Lausanne, Dec. 13, 1788. Of public affairs I can only hear with curiosity and wonder; careless as you may think me, I feel myself deeply interested. You must now write often; make miss Firth copy any curious fragments; and stir up any of my well-informed acquaintance, Batt, Douglas, Adam, perhaps lord Loughborough, to correspond with me; I will answer them.
We are now cold and gay at Lausanne. The Severys came to town yesterday. I saw a good deal of lords Malmsbury and Beauchamp, and their ladies ; Ellis, of the Rolliad, was with them; I like him much : I gave them a dinner. Adieu for the present. Deyverdun is not worse.
Lausanne, April 25, 1789. Before your letter, which I received yesterday, I was in the anxious situation of a king who hourly expects a courier from his general, with the news of

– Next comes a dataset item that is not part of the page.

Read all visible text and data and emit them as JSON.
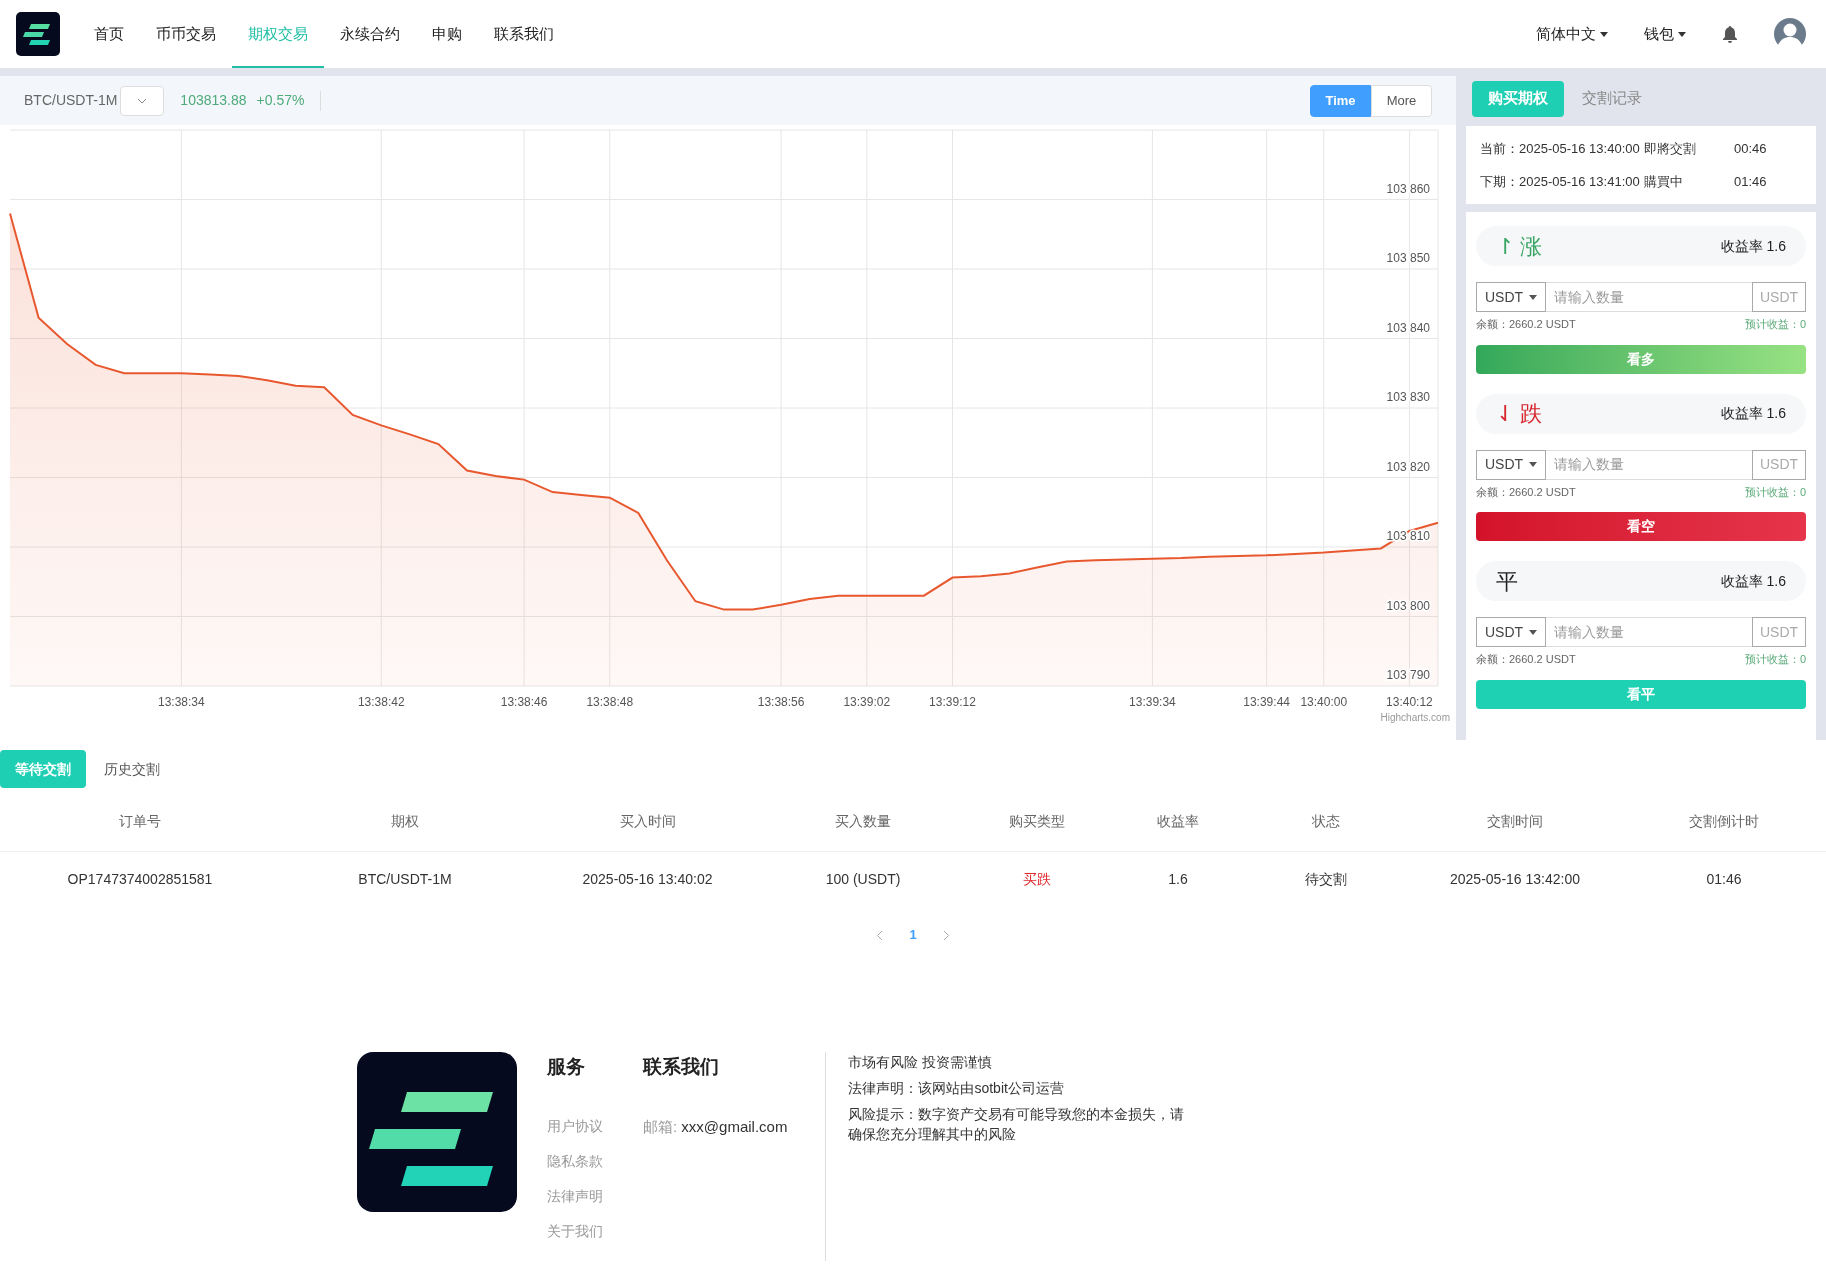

a decisive engagement. I had abstained from writing, for fear of dropping a word, or betraying a feeling, which might render you too cautious or too bold. On the famous 8th of April, between twelve and two, I reflected that the business was determined; and each succeeding day I computed the speedy approach of your messenger with favourable or melancholy tidings. When I broke the seal, I expected to read, “ What a damned unlucky fellow you are! Nothing tolerable was offered, and I indignantly withdrew the estate.” I did remember the fate of poor Lenborough, and I was afraid of your magnanimity, &c. It is whimsical enough, but it is human nature, that I now begin to think of the deep-rooted foundations of land, and the airy fabric of the funds. I not only consent, but even wish, to have eight or ten thousand pounds on a good mortgage. The pipe of wine you sent to me was seized, and would have been confiscated, if the government of Berne had not treated me with the most flattering and distinguished civility: they not only released the wine, but they paid out of their own pocket the shares to which the bailiff and the informer were entitled by law. I should not forget that the hailiff refused to accept of his part. Poor Deyverdun's constitution is quite broken; he has had two or three attacks, not so violent as the first : every time the door is hastily opened, I expect to hear of some fatal accident: the best or worst hopes of the physicians are only that he may linger some time longer ; but if he lives till the summer, they propose sending him to some mineral waters at Aix in Savoy. You will be glad to hear that I am now assured of possessing, during my life, this delightful house and garden. The act has been lately executed in the best form and the handsomest manner. I know not what to say of your miracles at home; we rejoice in the king's recovery and its ministerial consequences; and I cannot be insensible to the hope, at least the chance, of seeing in this country a first